How an NFL Star Maintains a 10,000 Daily Calorie Vegan Diet
David Carter, a 300-pound NFL defensive lineman with the Chicago Bears, is leaner and faster now than when he ate animals and their byproducts.
GQ Magazine is running a feature on what pro athletes in different sports eat on a daily basis to perform at their peak physical performance. They recently featured David Carter, a former Oakland Raiders-turned-Chicago-Bears player, one of the few vegans playing in the NFL.
Back in 2014, Carter weighed in at 285 lbs. and was working his way up to a robust 300 lbs by downing milkshakes and gallons of milk. But he was also suffering from painful bouts of tendonitis. After watching a documentary on veganism, he learned that dairy contributes to some forms of tendonitis.

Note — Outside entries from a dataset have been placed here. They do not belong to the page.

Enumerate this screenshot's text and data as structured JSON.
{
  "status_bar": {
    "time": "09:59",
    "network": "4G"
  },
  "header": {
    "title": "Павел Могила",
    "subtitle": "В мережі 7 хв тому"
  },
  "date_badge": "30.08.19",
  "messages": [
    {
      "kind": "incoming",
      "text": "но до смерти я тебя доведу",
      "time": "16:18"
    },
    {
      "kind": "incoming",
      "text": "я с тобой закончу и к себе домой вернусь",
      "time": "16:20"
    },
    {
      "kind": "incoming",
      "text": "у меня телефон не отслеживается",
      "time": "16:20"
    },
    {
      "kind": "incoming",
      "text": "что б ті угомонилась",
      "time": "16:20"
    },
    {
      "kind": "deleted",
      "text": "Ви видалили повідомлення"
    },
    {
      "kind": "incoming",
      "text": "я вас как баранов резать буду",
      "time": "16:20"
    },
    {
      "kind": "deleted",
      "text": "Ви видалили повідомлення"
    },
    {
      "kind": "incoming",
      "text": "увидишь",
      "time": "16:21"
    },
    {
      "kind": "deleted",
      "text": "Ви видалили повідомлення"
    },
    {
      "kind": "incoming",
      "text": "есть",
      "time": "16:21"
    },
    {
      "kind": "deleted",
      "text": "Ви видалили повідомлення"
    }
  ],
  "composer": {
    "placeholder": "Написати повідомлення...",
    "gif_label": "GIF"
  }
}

“I realized I was making everything worse,” he tells GQ. “I was feeding the tendonitis, the muscle fatigue, everything. So the next day I went vegan. The first thing I ate was a bean burger and haven’t eaten meat since.”
In the first month after going vegan, Carter lost 40 pounds, which isn’t a great thing when you’re supposed to be this hulking defensive linemen. But since then Carter’s been able to reach his goal of 300 pounds, and is leaner and faster now than when he ate animals and their byproducts.
There requires a lot of extra effort to consume the necessary 10,000 calories that is necessary to maintain that weight, especially on a vegan diet. This means that Carter eats every two hours, and uses cannellini beans and sunflower seeds to give his smoothies protein and thickness. He starts his mornings with his bean shakes and grazes on homemade, probiotic sauerkraut throughout the day.
“I try to eat 1.2 grams of protein per pound per day,” he says, “otherwise it’s really hard to gain weight.” His protein comes from a variety of vegan sources: rice and beans; whole grains like millet, quinoa, and couscous; supplements like spirulina and hemp protein; and nuts.
Carter looks sharing with people that he’s a vegan. “People ask me if I want to get a steak and I tell them I actually don’t eat that, or any meat or dairy. They’re usually thinking, ‘Wait, you’re supposed to be small and weak.’ But of course they can’t say that when they’re looking at me.”
Way to go, Carter! Here’s hoping you take your vegan diet all the way to the Superbowl!
Photo: David Carter Facebook